spread can range from 18 to 32 inches (455 to 810
mm). The resistance to segregation is observed through
a visual stability index (VSI). The VSI is established
based on whether bleed water is observed at the lead-
ing edge of the spreading concrete or if aggregates
pile at the center. VSI values range from 0 for highly
stable to 3 for unacceptable stability.
During the slump flow test the viscosity of the SCC
mixture can be estimated by measuring the time taken
for the concrete to reach a spread diameter of 20 inches
(500 mm) from the moment the slump cone is lifted up.
This is called the T
20
(T
50
) measurement and typically
varies between 2 and 10 seconds for SCC. A higher
T
20
(T
50
) value indicates a more viscous mix which is
more appropriate for concrete in applications with con-
gested reinforcement or in deep sections. A lower T
20
(T
50
) value may be appropriate for concrete that has
to travel long horizontal distances without much ob-
struction.
HOWto Order or Specify SCC?
When ordering and/or specifying SCC, consideration
must be given to the end use of the concrete. Ready
mixed concrete producers will generally have devel-
oped mixture proportions based on performance and
applications. The required spread (slump flow) is based
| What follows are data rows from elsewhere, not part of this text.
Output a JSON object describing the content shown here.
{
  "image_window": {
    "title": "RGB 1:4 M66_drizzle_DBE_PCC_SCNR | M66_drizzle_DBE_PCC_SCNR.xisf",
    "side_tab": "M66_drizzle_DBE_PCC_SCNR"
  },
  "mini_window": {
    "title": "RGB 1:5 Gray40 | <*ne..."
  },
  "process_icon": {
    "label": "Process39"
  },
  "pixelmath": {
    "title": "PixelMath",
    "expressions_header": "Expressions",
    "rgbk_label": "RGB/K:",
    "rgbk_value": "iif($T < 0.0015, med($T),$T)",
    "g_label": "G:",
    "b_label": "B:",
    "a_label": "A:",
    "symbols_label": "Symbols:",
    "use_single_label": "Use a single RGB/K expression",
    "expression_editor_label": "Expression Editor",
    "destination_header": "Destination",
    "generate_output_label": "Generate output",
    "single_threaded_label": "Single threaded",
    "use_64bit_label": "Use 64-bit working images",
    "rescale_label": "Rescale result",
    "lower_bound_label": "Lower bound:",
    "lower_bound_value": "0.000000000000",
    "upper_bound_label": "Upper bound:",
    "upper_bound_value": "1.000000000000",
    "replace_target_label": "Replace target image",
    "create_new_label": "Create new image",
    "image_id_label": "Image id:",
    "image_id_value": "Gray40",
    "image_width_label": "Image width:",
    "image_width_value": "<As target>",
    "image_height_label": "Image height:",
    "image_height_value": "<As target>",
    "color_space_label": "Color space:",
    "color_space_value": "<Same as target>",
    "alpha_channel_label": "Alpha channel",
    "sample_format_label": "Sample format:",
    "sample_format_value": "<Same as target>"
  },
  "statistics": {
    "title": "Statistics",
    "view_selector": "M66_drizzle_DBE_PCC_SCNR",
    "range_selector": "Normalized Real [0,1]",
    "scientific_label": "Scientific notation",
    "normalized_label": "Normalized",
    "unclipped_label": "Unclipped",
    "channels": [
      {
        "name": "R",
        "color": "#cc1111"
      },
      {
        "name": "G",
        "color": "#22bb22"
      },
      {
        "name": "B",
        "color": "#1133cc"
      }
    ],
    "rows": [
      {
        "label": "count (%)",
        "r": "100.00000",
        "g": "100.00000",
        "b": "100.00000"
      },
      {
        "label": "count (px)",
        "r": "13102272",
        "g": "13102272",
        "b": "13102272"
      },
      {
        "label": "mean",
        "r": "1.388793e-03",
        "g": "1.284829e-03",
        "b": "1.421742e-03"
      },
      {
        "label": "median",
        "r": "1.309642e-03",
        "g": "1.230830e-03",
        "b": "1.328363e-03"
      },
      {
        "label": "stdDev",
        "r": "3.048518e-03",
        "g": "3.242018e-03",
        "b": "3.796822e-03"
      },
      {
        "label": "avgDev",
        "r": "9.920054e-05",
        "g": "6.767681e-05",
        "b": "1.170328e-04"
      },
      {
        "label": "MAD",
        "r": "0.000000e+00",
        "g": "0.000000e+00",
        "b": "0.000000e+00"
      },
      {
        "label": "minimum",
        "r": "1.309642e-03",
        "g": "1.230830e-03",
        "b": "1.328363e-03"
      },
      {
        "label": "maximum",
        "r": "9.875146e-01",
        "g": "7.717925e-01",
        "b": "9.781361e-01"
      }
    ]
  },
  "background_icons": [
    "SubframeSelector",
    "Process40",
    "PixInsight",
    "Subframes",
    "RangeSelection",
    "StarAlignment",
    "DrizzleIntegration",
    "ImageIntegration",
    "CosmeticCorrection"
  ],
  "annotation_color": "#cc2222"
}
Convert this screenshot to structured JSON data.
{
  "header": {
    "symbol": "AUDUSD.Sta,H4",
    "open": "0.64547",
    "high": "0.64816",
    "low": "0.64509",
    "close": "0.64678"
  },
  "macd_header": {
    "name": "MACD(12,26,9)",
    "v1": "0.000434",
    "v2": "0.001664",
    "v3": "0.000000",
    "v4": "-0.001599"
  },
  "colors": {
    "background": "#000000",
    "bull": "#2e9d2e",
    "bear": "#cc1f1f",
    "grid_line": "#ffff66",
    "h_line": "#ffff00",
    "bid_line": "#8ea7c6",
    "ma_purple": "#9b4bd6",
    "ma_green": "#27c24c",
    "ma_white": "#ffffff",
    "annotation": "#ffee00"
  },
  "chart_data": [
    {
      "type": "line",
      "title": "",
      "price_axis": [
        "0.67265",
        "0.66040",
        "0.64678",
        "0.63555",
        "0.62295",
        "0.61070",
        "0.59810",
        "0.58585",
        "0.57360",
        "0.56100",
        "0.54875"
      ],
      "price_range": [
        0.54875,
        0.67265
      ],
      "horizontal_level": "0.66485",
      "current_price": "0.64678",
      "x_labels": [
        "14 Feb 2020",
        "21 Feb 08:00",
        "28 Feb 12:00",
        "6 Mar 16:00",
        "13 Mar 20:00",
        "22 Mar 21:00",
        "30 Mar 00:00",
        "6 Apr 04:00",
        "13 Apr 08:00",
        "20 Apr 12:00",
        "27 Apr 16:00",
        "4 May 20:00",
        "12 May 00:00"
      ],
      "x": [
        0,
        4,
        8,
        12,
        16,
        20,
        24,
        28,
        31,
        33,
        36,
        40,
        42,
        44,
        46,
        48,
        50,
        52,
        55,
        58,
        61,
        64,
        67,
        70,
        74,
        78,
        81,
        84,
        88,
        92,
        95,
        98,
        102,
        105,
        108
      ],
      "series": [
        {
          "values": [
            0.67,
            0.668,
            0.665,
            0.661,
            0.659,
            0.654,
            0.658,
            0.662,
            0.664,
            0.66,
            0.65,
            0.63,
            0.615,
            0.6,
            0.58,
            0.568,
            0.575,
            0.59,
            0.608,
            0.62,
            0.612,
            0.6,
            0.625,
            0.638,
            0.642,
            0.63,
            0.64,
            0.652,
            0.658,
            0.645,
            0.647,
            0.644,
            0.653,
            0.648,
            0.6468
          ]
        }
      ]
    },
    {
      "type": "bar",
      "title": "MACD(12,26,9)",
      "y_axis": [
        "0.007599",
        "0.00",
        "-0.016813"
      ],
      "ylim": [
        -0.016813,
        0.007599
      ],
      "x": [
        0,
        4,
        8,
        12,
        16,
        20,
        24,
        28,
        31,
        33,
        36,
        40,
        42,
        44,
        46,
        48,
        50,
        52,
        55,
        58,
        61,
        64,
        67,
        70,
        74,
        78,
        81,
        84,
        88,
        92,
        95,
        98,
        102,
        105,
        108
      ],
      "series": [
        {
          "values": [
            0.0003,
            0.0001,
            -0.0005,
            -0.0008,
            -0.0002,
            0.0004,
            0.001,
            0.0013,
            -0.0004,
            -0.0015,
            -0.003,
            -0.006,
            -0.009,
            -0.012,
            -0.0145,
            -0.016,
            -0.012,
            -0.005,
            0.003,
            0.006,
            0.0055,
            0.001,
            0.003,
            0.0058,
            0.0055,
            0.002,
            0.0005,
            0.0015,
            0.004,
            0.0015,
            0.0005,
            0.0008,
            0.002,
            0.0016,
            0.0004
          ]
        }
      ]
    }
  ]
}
on the type of construction, selected placement method,
complexity of the formwork shape and the configura-
tion of the reinforcement. ACI Committee 237 is com-
pleting a guidance document that will provide guide-
lines to select the appropriate slump flow for various
conditions. The lowest slump flow required for the job
conditions must be specified. This will ensure SCC
can be attained easily with required stability and at the
lowest possible cost. The hardened concrete proper-
ties should be specified by the design professional based
on structural and service requirements of the struc-
ture. For the most part, hardened concrete properties
of SCC are similar to conventional concrete mixtures.
Based on the requirements of each project, SCC con-
crete designs can be submitted by the producer only
after specification provisions regarding the performance
of the concrete in its plastic and hardened state are
clearly defined.
The U-Box and L-Box tests are used for product de-
velopment or prequalification and involve filling con-
crete on one side of the box and then opening a gate to
allow the concrete to flow through the opening con-
taining rebar. The J-ring test is a variation to the slump
flow, where a simulated rebar cage is placed around
the slump cone and the ability of the SCC mix to spread
past the cage without segregation is evaluated. The U-
box, L-box and J-ring tests measure the passing abil-
ity of concrete in congested reinforcement. Another
test being standardized is a column test which mea-
sures the coarse aggregate content of concrete at dif-
ferent heights in a placed columnar specimen as an
indication of stability or resistance to segregation.
References
1. Emerging Technology Series on Self-Consolidating Concrete
(under development), ACI 237, ACI International, Farmington
Hills, MI, http://www.concrete.org
2. Proceedings of the International Workshop on Self-Compact-
ing Concrete, Kochi, Japan, August 1998.
3. Specification and Guidelines for Self-Compacting Concrete,
EFNARC (European Federation of National Trade Associa-
tions), Surrey, UK, February 2002, http://www.efnarc.org/
4. Proceedings of the First North American Conference on the
Design and Use of Self-Consolidating Concrete, Chicago, USA,
November 2002.